3 Companies in Wales nailing social media
by Miranda Bishop, August 10
Social media is a constant minefield for so many of us. So to begin my Tech Dragons column, I thought I’d start off with a spotlight on a few companies I think are really starting to harness social media in Wales and beyond.
It takes a while for tech to trickle its way to Wales sometimes, but here a few great examples. Let us know in the comments who else you think deserves a mention!
Based on Greyfriars Road in Cardiff, Confused.com is a big player in the insurance/comparison industry in South Wales.
— Confused.com (@Confused_com) July 31, 2015
Twitter followers: 65k
Facebook fans: 32k
Many other comparison sites have comparatively far lower numbers. Despite its recent promoted trend ‘Gio Returns’, fellow Wales-based company Go Compare is currently on just shy of 10k Twitter followers and almost non-existent on Facebook.
Compare the Market is only on just over 3,000 followers because its campaigns centre around mascots instead – with ‘Mr Aleksander’ receiving similar numbers to Confused on Twitter but far more on Facebook. Confused.com has at least managed to centre its following around itself, rather than its Brian the Robot mascot – which may give more flexibility in deploying content in the future.
In my opinion, Confused has got the right idea by becoming a publisher in its own right. Its frequent articles and blogs have a slightly ‘buzzfeed’ type feel to them, and it invests heavily in design work and infographics. In fact, when you go to its recruitment web page, the only ads there are three design focused-vacancies. It’s also managed to harness plenty of user-generated content by encouraging parents to share pictures of their kids with the ‘Brain The Robot Toys’.
Do it yourself
Generate and deploy articles and blogs frequently that appeal to your audience on a human (not a corporate) level. Take inspiration from the type of content you’d read on your sofa in front of the tv, and remember that with social you’re targeting people in their own personal time!
Located in West Wales, Howies is a great example of a really interesting company that doesn’t need any corporate BS. Founded by David Hiaett in the 90s before he moved on to other local projects, the company is also great at showing it’s invested in local events and news.

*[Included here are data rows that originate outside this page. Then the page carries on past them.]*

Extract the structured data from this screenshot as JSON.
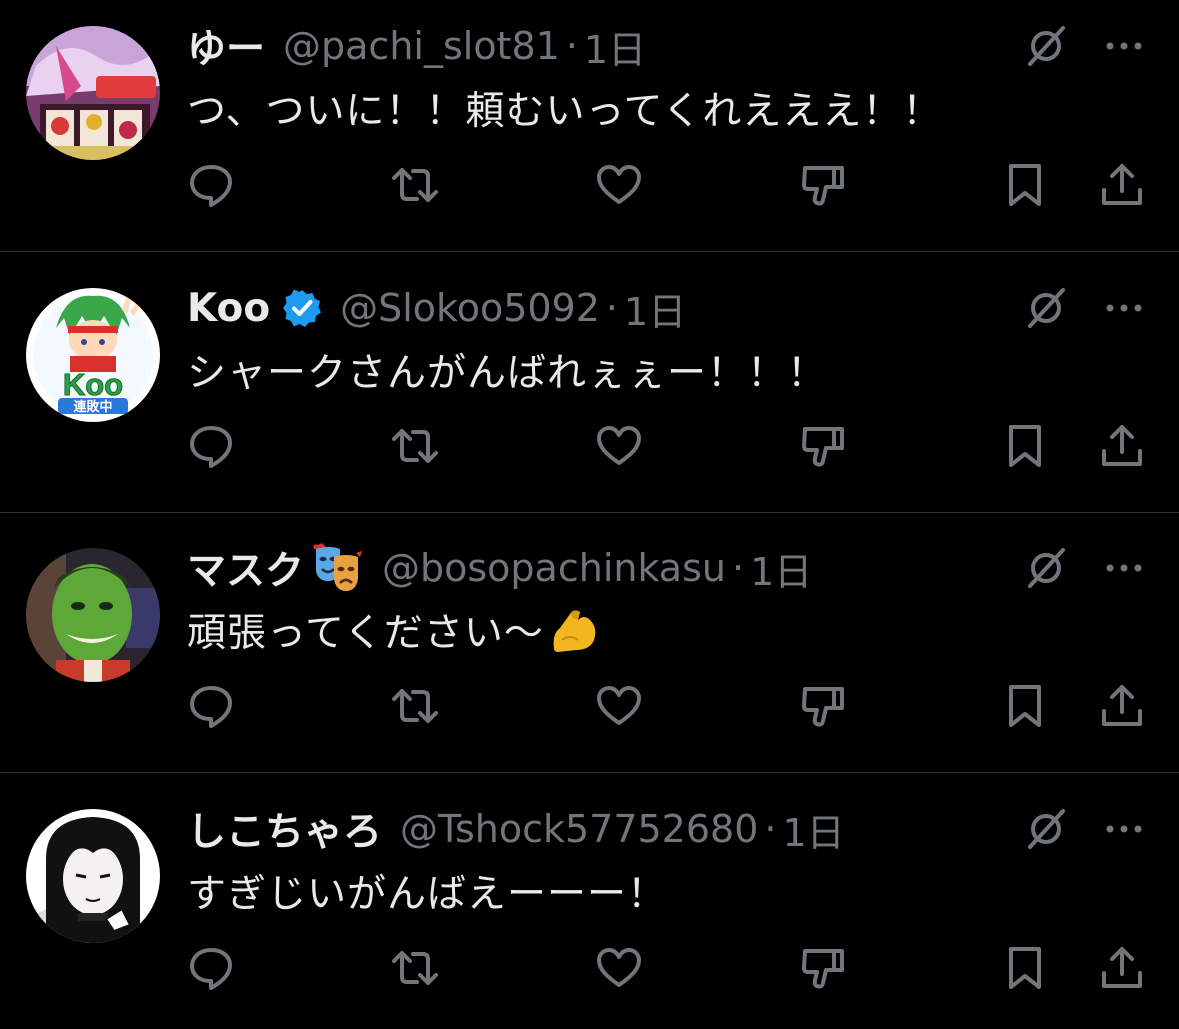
{
  "colors": {
    "background": "#000000",
    "text": "#e7e9ea",
    "secondary": "#71767b",
    "divider": "#2f3336",
    "verified": "#1d9bf0"
  },
  "icons": {
    "header": [
      "grok-icon",
      "more-icon"
    ],
    "actions": [
      "reply-icon",
      "retweet-icon",
      "like-icon",
      "dislike-icon",
      "bookmark-icon",
      "share-icon"
    ]
  },
  "replies": [
    {
      "name": "ゆー",
      "handle": "@pachi_slot81",
      "separator": "·",
      "time": "1日",
      "text": "つ、ついに！！頼むいってくれえええ！！",
      "avatar": "pachislot-machine-avatar"
    },
    {
      "name": "Koo",
      "verified": true,
      "handle": "@Slokoo5092",
      "separator": "·",
      "time": "1日",
      "text": "シャークさんがんばれぇぇー！！！",
      "avatar": "koo-logo-avatar",
      "avatar_text": "Koo",
      "avatar_subtext": "連敗中"
    },
    {
      "name": "マスク",
      "name_emoji": "performing-arts-emoji",
      "handle": "@bosopachinkasu",
      "separator": "·",
      "time": "1日",
      "text": "頑張ってください〜",
      "text_emoji": "flexed-biceps-emoji",
      "avatar": "green-mask-face-avatar"
    },
    {
      "name": "しこちゃろ",
      "handle": "@Tshock57752680",
      "separator": "·",
      "time": "1日",
      "text": "すぎじいがんばえーーー！",
      "avatar": "manga-character-avatar"
    }
  ]
}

Howies, in my opinion, has done exceptionally well in carving out its own niche. If you’ve ever heard David Hiaett speak, he’s exceptionally passionate around getting West Wales retail and manufacture working. Check out Huit Denim and The Do Lectures for some similar numbers, projects and vibes.

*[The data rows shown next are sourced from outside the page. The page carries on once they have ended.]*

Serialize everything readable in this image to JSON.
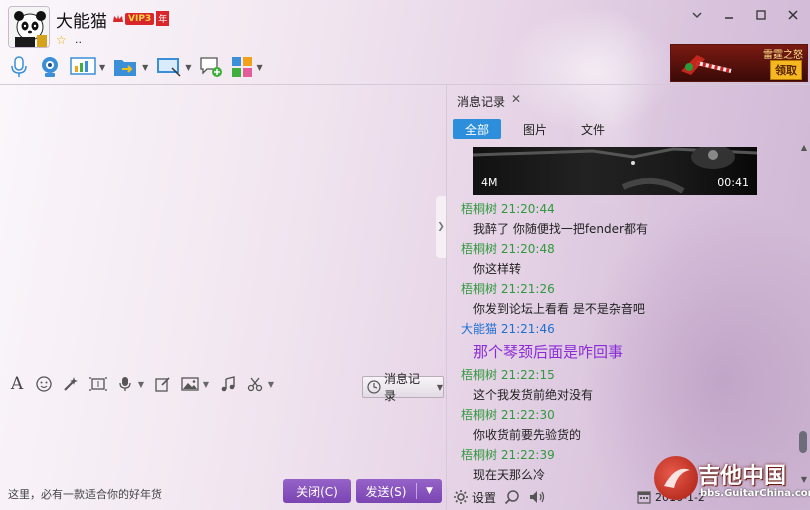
{
  "header": {
    "username": "大能猫",
    "vip_label": "VIP3",
    "vip_year": "年",
    "signature": ".."
  },
  "window_controls": [
    "minimize",
    "maximize",
    "close"
  ],
  "toolbar": {
    "items": [
      {
        "name": "microphone-icon"
      },
      {
        "name": "webcam-icon"
      },
      {
        "name": "remote-assist-icon"
      },
      {
        "name": "file-transfer-icon"
      },
      {
        "name": "screen-share-icon"
      },
      {
        "name": "add-chat-icon"
      },
      {
        "name": "apps-icon"
      }
    ]
  },
  "promo": {
    "title": "雷霆之怒",
    "button": "领取"
  },
  "compose": {
    "history_button": "消息记录",
    "footer_ad": "这里，必有一款适合你的好年货",
    "close_button": "关闭(C)",
    "send_button": "发送(S)"
  },
  "history": {
    "title": "消息记录",
    "tabs": [
      {
        "label": "全部",
        "active": true
      },
      {
        "label": "图片",
        "active": false
      },
      {
        "label": "文件",
        "active": false
      }
    ],
    "video": {
      "size": "4M",
      "duration": "00:41"
    },
    "messages": [
      {
        "sender": "梧桐树",
        "time": "21:20:44",
        "text": "我醉了 你随便找一把fender都有",
        "self": false
      },
      {
        "sender": "梧桐树",
        "time": "21:20:48",
        "text": "你这样转",
        "self": false
      },
      {
        "sender": "梧桐树",
        "time": "21:21:26",
        "text": "你发到论坛上看看 是不是杂音吧",
        "self": false
      },
      {
        "sender": "大能猫",
        "time": "21:21:46",
        "text": "那个琴颈后面是咋回事",
        "self": true
      },
      {
        "sender": "梧桐树",
        "time": "21:22:15",
        "text": "这个我发货前绝对没有",
        "self": false
      },
      {
        "sender": "梧桐树",
        "time": "21:22:30",
        "text": "你收货前要先验货的",
        "self": false
      },
      {
        "sender": "梧桐树",
        "time": "21:22:39",
        "text": "现在天那么冷",
        "self": false
      }
    ],
    "footer": {
      "settings_label": "设置",
      "date": "2016-1-2"
    }
  },
  "watermark": {
    "title": "吉他中国",
    "url": "bbs.GuitarChina.com"
  }
}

Retail on social is a fine balancing act between showing off your great products and over-selling. Howies fixes this problem by mixing product shots in situ with local events and its interesting staff. This also extends to its website, where you can really get invested in its people without any rubbish corporate headshots. Instead, the website is full of the firm’s employees’ cute self-portraits and a bespoke font – again hand-crafted to suit them exactly.
Do it yourself
If you’re a retailer, remember to be specific about your products and place them in situ for social. Invest in getting your staff involved on social media too, and show your customers you value your employees just as much as you value your sales.
Cadw is the historic environment service for the Welsh Government – in other words it maintains all the castles. I was told by a good friend a few days ago that Wales has the most castles per capita than any other country in the world, so it stands to reason that Cadw should be pretty popular on social media.
— Cadw (@cadwcymru) August 2, 2015
Twitter (English): 12.5k
Twitter (Cymraeg): 1954
As a comparison, I took a quick look at the National Trust Wales pages, and both the English and Welsh language Twitter accounts were slightly lower in numbers. Personally, I’d put this down to using content from visitors as much as possible and having super clear focus.
Cadw has managed to harness lots of user-generated content and pictures – making its job far, far easier. It’s also translating as much content as possible over to its Welsh language channel and bi-lingual updates on its main Facebook page. This usually gets less engagement but is a requirement in accordance with Welsh language policies.
Do it yourself
Encourage your customers to share and promote your venues, services or products for you, and make sure you have good searches in place on Twitter to listen out for those people who aren’t tweeting you directly. For example, Cadw might search regularly for ‘Conwy Castle’. If you’ve got more than one account to manage with separate languages, it’s helpful to use a scheduling tool like Buffer or Hootsuite.
Image credit: Jason Howie/Flickr